Evans sits eighth in the standings – 21 points adrift of teammate Sam Bird – ahead of the first race of the London E-Prix doubleheader this afternoon. The Kiwi is yet to win this season but is one of 15 drivers currently still in contention to be crowned Formula E’s first World Champion next month.
Having been in contention during the past two seasons, Evans told Inside Electric that he’s confident he can make the difference this time, having learned from his bad experience in Berlin last season.
“I’m definitely confident [but] we’ve still got Berlin to deal with. [London] should suit our car, so we need to capitalise on being in Group 2, but we’ve still got four races to go, and the points gap is tiny,” Evans said.

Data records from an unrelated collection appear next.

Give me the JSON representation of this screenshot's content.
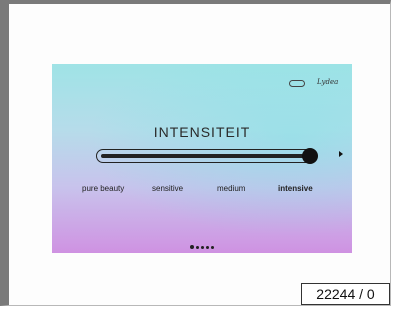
{
  "screen": {
    "brand_badge_text": "",
    "brand_logo_text": "Lydea",
    "title": "INTENSITEIT",
    "slider": {
      "options": [
        "pure beauty",
        "sensitive",
        "medium",
        "intensive"
      ],
      "selected_index": 3,
      "level_fraction": 1.0
    },
    "pager": {
      "total": 5,
      "active_index": 0
    }
  },
  "footer": {
    "counter": "22244 / 0"
  },
  "colors": {
    "gradient_top": "#9fe3e6",
    "gradient_bottom": "#cf92e2",
    "ink": "#222222"
  }
}
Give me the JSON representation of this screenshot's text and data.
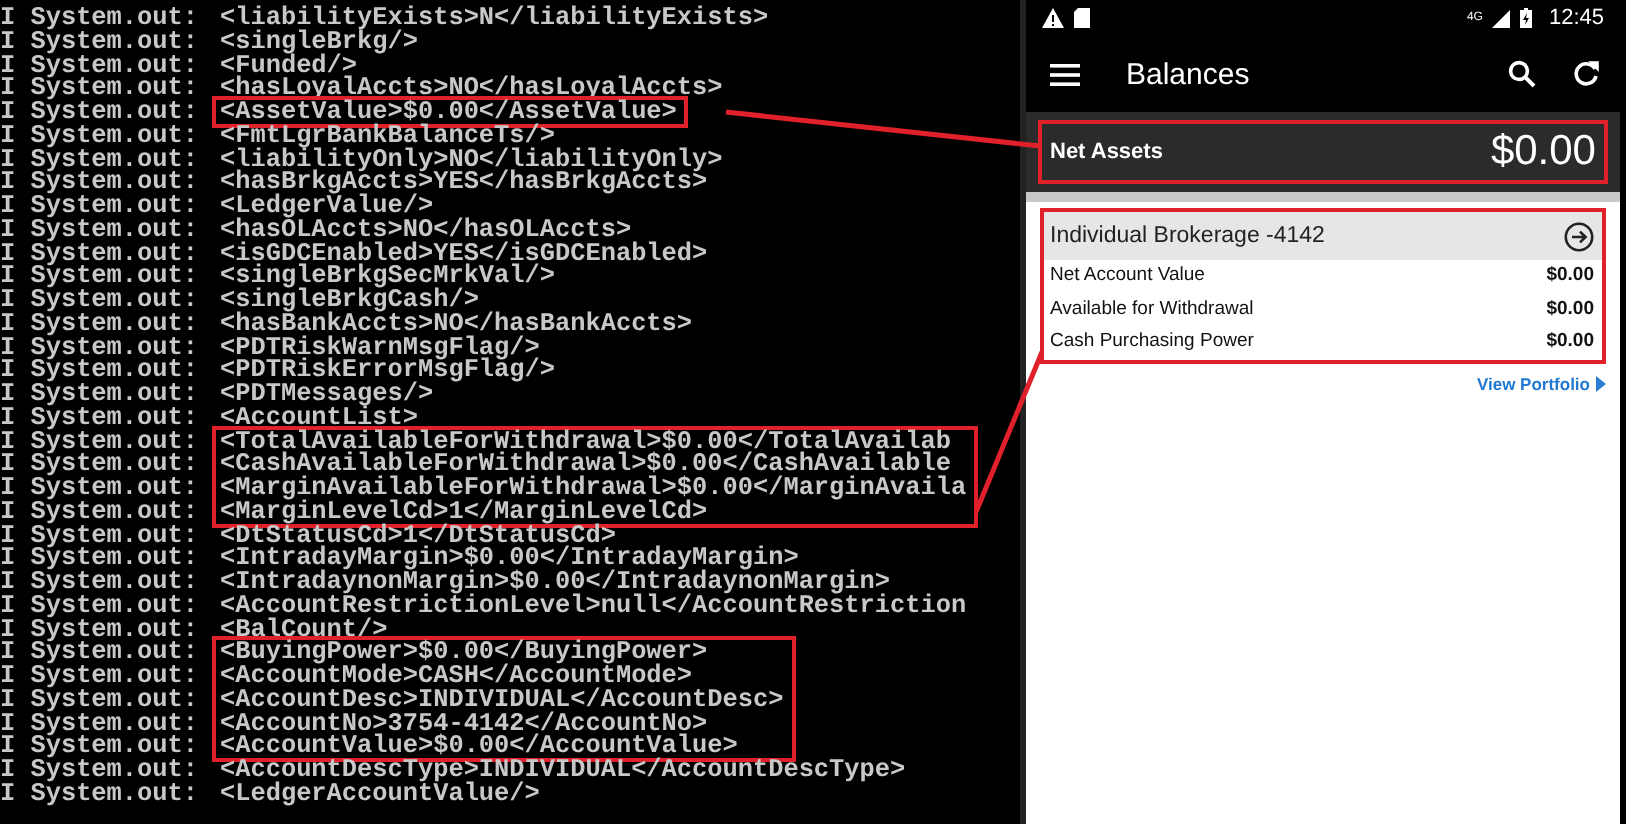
{
  "log": {
    "groups": [
      {
        "highlighted": false,
        "lines": [
          {
            "prefix": "I System.out:",
            "text": "<liabilityExists>N</liabilityExists>"
          },
          {
            "prefix": "I System.out:",
            "text": "<singleBrkg/>"
          },
          {
            "prefix": "I System.out:",
            "text": "<Funded/>"
          },
          {
            "prefix": "I System.out:",
            "text": "<hasLoyalAccts>NO</hasLoyalAccts>"
          }
        ]
      },
      {
        "highlighted": true,
        "lines": [
          {
            "prefix": "I System.out:",
            "text": "<AssetValue>$0.00</AssetValue>"
          }
        ]
      },
      {
        "highlighted": false,
        "lines": [
          {
            "prefix": "I System.out:",
            "text": "<FmtLgrBankBalanceTs/>"
          },
          {
            "prefix": "I System.out:",
            "text": "<liabilityOnly>NO</liabilityOnly>"
          },
          {
            "prefix": "I System.out:",
            "text": "<hasBrkgAccts>YES</hasBrkgAccts>"
          },
          {
            "prefix": "I System.out:",
            "text": "<LedgerValue/>"
          },
          {
            "prefix": "I System.out:",
            "text": "<hasOLAccts>NO</hasOLAccts>"
          },
          {
            "prefix": "I System.out:",
            "text": "<isGDCEnabled>YES</isGDCEnabled>"
          },
          {
            "prefix": "I System.out:",
            "text": "<singleBrkgSecMrkVal/>"
          },
          {
            "prefix": "I System.out:",
            "text": "<singleBrkgCash/>"
          },
          {
            "prefix": "I System.out:",
            "text": "<hasBankAccts>NO</hasBankAccts>"
          },
          {
            "prefix": "I System.out:",
            "text": "<PDTRiskWarnMsgFlag/>"
          },
          {
            "prefix": "I System.out:",
            "text": "<PDTRiskErrorMsgFlag/>"
          },
          {
            "prefix": "I System.out:",
            "text": "<PDTMessages/>"
          },
          {
            "prefix": "I System.out:",
            "text": "<AccountList>"
          }
        ]
      },
      {
        "highlighted": true,
        "lines": [
          {
            "prefix": "I System.out:",
            "text": "<TotalAvailableForWithdrawal>$0.00</TotalAvailab"
          },
          {
            "prefix": "I System.out:",
            "text": "<CashAvailableForWithdrawal>$0.00</CashAvailable"
          },
          {
            "prefix": "I System.out:",
            "text": "<MarginAvailableForWithdrawal>$0.00</MarginAvaila"
          },
          {
            "prefix": "I System.out:",
            "text": "<MarginLevelCd>1</MarginLevelCd>"
          }
        ]
      },
      {
        "highlighted": false,
        "lines": [
          {
            "prefix": "I System.out:",
            "text": "<DtStatusCd>1</DtStatusCd>"
          },
          {
            "prefix": "I System.out:",
            "text": "<IntradayMargin>$0.00</IntradayMargin>"
          },
          {
            "prefix": "I System.out:",
            "text": "<IntradaynonMargin>$0.00</IntradaynonMargin>"
          },
          {
            "prefix": "I System.out:",
            "text": "<AccountRestrictionLevel>null</AccountRestriction"
          },
          {
            "prefix": "I System.out:",
            "text": "<BalCount/>"
          }
        ]
      },
      {
        "highlighted": true,
        "lines": [
          {
            "prefix": "I System.out:",
            "text": "<BuyingPower>$0.00</BuyingPower>"
          },
          {
            "prefix": "I System.out:",
            "text": "<AccountMode>CASH</AccountMode>"
          },
          {
            "prefix": "I System.out:",
            "text": "<AccountDesc>INDIVIDUAL</AccountDesc>"
          },
          {
            "prefix": "I System.out:",
            "text": "<AccountNo>3754-4142</AccountNo>"
          },
          {
            "prefix": "I System.out:",
            "text": "<AccountValue>$0.00</AccountValue>"
          }
        ]
      },
      {
        "highlighted": false,
        "lines": [
          {
            "prefix": "I System.out:",
            "text": "<AccountDescType>INDIVIDUAL</AccountDescType>"
          },
          {
            "prefix": "I System.out:",
            "text": "<LedgerAccountValue/>"
          }
        ]
      }
    ]
  },
  "status_bar": {
    "network": "4G",
    "time": "12:45"
  },
  "app_bar": {
    "title": "Balances"
  },
  "net_assets": {
    "label": "Net Assets",
    "value": "$0.00",
    "highlighted": true
  },
  "account": {
    "title": "Individual Brokerage -4142",
    "highlighted": true,
    "rows": [
      {
        "label": "Net Account Value",
        "value": "$0.00"
      },
      {
        "label": "Available for Withdrawal",
        "value": "$0.00"
      },
      {
        "label": "Cash Purchasing Power",
        "value": "$0.00"
      }
    ]
  },
  "link": {
    "label": "View Portfolio"
  }
}
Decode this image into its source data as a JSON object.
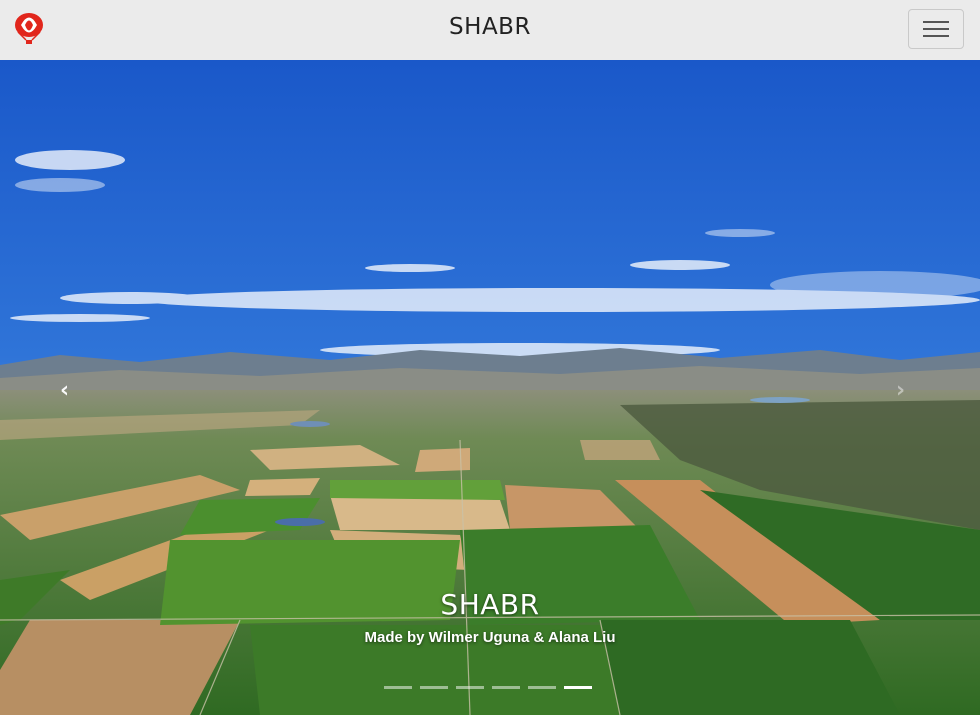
{
  "navbar": {
    "brand_title": "SHABR",
    "logo_icon": "hot-air-balloon-icon",
    "menu_icon": "hamburger-menu-icon",
    "background": "#ebebeb"
  },
  "carousel": {
    "prev_icon": "‹",
    "next_icon": "›",
    "caption_title": "SHABR",
    "caption_subtitle": "Made by Wilmer Uguna & Alana Liu",
    "slide_count": 6,
    "active_slide": 6,
    "image_description_icon": "aerial-landscape-photo"
  },
  "colors": {
    "sky_top": "#1d5fcf",
    "sky_bottom": "#6fa0e0",
    "field_green": "#3f7d2a",
    "field_tan": "#c9a06a",
    "balloon_red": "#e1261c"
  }
}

“In a way, I have probably got a better shot [than I did last year], but there are 15 guys who’ve got a solid chance at winning this championship. You’ve got to just treat everyone the same. You’re fighting more than half the field who can win this.
Asked why he feels he has a better shot this year, Evans added: “It’s just more experience [that I have now] and hopefully that’s gonna help. I feel like I’m driving really well. You need a bit of luck in this championship for it to fall your way, but you want to control things you can control.
“I feel like I’m in a good mental state, performance window, but whoever wins this championship is going to need a really clean end to the year. Hopefully that’s me, but things here are so random; it’s so up and down. I just hope with the experience I’ve gained over the past few years that I can put it all together and finish on a massive high.
“It will be annoying to miss out on the title after my third shot [and] with this being my most genuine shot at winning it.”
Despite Evans’ confidence, he was one of several drivers in London to draw attention to Formula E’s qualifying format and the number of surprising results it’s contributed to this season.
With 10 different polesitters and nine different winners so far, Evans suggested the current qualifying format was having too much of an impact on results and said it would be “weird” if a driver won the championship by being in a more advantageous qualifying group for the last race.
“Who is seventh on the last day could go into Group 2 [and win], which hopefully [is a situation] we don’t have this year. It could well be that the guy in seventh still has a championship chance coming into the second race of Berlin and wins it,” said Evans.
“That would be weird, and look, do we want that? Do we want it that random? It’s probably getting a bit too extreme that a guy in seventh comes out winning. You want a few guys in the mix, but it’s gonna unfold how it unfolds, and we can’t control that.”